When we talk about tea, Taiwan reverts to Formosa, “the beautiful island”, the name given to the island by the Portuguese upon discovering it.
Taiwan is famous for its Oolong although it produces green and black teas too. Located under the Tropic of Cancer, conditions on the island are ideal for growing tea plants, as both humidity levels and the average altitude are relatively high – Taiwan is home to the highest plantation in the world, situated at 2,450 metres above sea level. Some of the better known Oolongs include Dongding Oolong, Alishan Oolong, Pouchong, Shanlinxi Oolong, Jade Mountain Oolong, Dong Fang Mei Ren, Da Yu Ling Oolong, Li Shan Oolong, etc.
Tea arrived on the island in 1796, when the Chinese began to settle there and acclimatise the seedlings they had brought from Fujian, but it wasn’t until 1860 that production really began to take off and the produce was exported.
At the end of the 1970s, however, the government changed the emphasis of the tea industry, to such an extent that today, 85% of production is consumed domestically and Taiwanese tea now consists not only of standard-quality black and green teas but has also become synonymous with excellent Oolong teas.
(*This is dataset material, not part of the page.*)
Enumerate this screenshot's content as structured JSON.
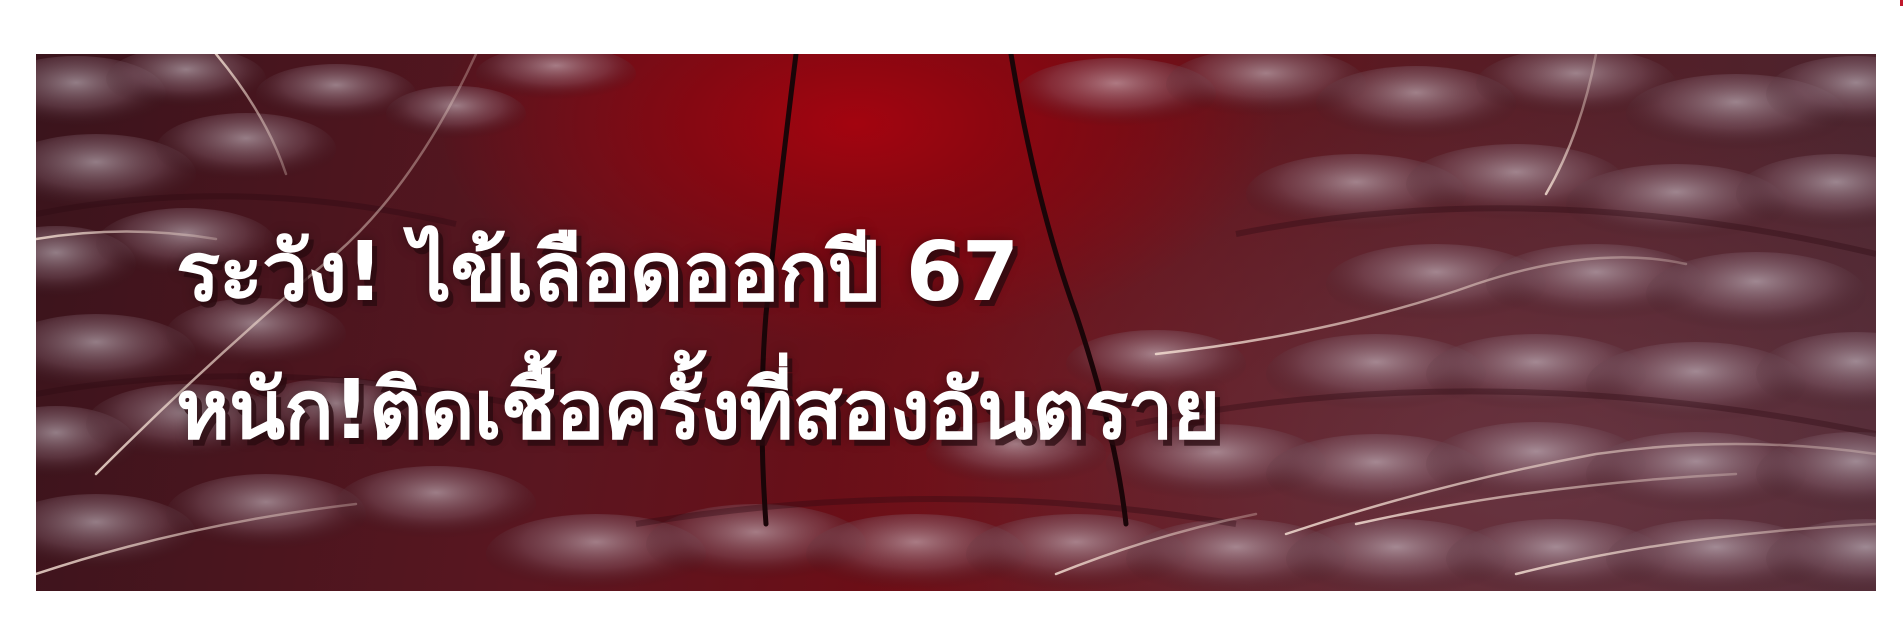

There are also delicious black teas that can rival even the very best Grands Crus from continental China.
Taiwan is well known for its semi-oxidised teas called "Wu Long (Oolong)", also called "Black Dragon" in Chinese.
These teas can undergo various levels of fermentation depending on the plantation, something that makes it rather pointless to compare Chinese with Taiwanese methods.
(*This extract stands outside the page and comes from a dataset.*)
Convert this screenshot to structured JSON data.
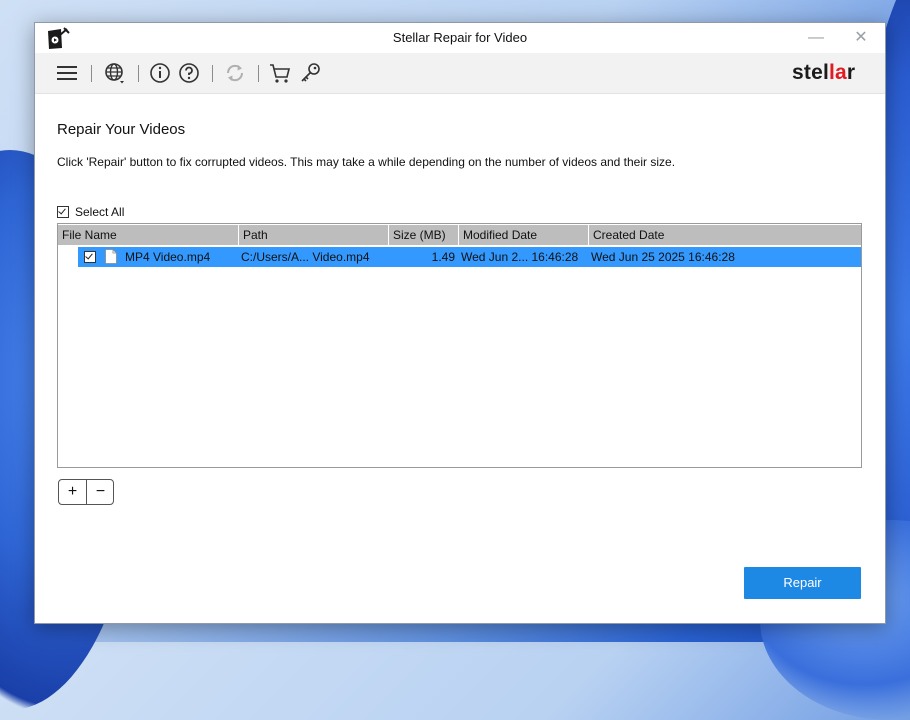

It is the Taiwanese that have long prevailed in the classification of Wu Long (Oolong) teas. Taiwanese teas are therefore classified according to their degree of fermentation and not to their method of production.